MATERIAL SHOWN section start
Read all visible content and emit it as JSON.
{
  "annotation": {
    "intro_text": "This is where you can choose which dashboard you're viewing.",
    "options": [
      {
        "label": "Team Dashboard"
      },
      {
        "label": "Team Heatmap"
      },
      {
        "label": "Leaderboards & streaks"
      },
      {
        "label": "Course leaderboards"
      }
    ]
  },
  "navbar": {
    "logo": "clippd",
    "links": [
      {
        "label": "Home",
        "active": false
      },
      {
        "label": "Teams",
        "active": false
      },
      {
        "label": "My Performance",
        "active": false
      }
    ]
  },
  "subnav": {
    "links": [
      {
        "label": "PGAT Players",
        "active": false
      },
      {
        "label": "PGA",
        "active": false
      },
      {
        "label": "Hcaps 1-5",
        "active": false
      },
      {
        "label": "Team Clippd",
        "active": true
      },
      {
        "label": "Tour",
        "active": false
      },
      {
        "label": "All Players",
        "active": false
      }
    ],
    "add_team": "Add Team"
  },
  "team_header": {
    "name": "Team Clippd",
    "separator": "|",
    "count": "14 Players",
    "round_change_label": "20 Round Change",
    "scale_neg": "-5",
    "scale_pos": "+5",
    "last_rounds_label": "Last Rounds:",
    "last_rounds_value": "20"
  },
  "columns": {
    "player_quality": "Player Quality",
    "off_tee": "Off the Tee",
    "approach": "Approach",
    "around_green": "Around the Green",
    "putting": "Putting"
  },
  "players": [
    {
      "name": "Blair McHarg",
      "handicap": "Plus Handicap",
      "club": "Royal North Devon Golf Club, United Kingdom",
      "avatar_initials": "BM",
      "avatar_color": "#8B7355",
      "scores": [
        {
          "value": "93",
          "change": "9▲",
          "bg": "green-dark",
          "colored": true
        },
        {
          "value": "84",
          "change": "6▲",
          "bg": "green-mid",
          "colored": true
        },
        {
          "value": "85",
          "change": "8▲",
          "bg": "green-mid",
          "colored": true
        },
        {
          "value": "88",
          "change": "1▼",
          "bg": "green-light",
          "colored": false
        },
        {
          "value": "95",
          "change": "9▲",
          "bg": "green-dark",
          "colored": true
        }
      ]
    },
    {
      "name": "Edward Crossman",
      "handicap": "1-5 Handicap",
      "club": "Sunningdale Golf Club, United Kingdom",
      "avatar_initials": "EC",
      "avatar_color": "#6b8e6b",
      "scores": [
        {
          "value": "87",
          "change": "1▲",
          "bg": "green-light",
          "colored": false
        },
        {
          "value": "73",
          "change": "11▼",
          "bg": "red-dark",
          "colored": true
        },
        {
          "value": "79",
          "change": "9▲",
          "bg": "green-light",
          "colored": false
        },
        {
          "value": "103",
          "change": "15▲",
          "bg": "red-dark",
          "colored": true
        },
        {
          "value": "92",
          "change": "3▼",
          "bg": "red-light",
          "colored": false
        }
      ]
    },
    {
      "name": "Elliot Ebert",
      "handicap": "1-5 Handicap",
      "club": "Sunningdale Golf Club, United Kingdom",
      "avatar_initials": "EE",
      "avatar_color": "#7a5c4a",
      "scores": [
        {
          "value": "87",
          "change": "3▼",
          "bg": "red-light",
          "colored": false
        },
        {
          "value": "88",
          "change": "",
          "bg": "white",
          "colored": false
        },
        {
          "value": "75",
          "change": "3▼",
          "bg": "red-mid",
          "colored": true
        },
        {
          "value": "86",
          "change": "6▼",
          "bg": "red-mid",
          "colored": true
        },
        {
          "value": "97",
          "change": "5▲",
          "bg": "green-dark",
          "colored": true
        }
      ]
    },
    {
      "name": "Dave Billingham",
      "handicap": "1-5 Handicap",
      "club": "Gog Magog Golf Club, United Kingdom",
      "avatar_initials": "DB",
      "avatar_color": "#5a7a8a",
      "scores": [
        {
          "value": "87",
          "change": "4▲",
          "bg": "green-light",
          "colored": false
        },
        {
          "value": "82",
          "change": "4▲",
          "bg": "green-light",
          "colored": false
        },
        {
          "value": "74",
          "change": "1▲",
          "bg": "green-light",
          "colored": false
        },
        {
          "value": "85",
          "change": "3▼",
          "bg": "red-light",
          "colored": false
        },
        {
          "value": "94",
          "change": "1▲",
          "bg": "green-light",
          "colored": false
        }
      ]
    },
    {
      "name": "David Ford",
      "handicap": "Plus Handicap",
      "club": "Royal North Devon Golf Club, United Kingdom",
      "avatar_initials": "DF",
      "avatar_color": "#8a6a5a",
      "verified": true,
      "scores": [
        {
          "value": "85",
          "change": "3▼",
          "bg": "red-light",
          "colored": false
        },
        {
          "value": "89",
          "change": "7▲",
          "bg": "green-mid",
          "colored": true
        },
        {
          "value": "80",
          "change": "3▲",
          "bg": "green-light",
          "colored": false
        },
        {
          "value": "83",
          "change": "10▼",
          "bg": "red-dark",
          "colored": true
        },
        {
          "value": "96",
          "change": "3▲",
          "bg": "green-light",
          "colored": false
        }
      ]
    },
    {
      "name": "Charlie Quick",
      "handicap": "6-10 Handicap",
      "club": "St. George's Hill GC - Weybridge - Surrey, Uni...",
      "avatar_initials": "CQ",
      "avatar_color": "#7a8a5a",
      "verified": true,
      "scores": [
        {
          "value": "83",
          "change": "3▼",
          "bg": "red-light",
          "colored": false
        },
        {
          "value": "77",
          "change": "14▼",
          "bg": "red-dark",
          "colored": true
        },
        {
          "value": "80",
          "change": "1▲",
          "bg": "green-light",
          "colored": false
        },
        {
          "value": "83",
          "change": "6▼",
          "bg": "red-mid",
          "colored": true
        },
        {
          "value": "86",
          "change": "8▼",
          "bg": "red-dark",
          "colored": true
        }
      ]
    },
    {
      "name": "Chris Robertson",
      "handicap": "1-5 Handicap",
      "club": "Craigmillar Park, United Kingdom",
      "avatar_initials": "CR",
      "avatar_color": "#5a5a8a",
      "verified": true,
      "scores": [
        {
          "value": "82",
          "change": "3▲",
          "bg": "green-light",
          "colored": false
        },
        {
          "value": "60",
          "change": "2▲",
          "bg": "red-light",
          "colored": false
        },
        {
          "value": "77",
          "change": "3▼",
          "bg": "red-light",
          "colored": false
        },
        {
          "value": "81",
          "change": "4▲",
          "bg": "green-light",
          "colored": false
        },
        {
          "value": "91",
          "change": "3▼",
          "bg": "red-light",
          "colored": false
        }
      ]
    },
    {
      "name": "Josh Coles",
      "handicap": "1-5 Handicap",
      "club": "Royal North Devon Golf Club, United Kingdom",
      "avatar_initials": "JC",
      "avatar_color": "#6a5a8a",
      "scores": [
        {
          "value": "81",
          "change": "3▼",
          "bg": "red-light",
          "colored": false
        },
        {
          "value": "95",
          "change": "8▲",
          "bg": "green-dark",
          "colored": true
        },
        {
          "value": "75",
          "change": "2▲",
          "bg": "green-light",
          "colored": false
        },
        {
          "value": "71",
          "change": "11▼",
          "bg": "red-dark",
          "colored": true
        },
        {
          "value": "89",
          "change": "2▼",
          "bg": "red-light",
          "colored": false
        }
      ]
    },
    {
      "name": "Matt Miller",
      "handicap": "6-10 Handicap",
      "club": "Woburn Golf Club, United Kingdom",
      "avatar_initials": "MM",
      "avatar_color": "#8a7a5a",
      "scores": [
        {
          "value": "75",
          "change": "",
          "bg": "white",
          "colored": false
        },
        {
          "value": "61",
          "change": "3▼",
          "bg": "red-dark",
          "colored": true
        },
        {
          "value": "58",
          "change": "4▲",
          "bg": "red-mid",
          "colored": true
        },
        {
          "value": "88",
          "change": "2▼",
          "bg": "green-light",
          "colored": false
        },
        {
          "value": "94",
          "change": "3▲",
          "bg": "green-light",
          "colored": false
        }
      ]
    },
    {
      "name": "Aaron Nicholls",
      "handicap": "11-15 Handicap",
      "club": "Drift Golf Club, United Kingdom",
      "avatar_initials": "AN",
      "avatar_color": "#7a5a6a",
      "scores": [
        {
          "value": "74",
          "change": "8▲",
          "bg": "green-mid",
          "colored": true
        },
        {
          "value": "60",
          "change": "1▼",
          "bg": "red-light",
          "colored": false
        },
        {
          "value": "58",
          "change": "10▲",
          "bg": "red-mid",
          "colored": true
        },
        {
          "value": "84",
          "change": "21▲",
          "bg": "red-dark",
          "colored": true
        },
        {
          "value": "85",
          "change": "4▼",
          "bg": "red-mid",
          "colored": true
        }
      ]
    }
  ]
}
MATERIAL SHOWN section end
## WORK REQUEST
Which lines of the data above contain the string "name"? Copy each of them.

## RESPONSE TO THE TASK
    "name": "Team Clippd",
      "name": "Blair McHarg",
      "name": "Edward Crossman",
      "name": "Elliot Ebert",
      "name": "Dave Billingham",
      "name": "David Ford",
      "name": "Charlie Quick",
      "name": "Chris Robertson",
      "name": "Josh Coles",
      "name": "Matt Miller",
      "name": "Aaron Nicholls",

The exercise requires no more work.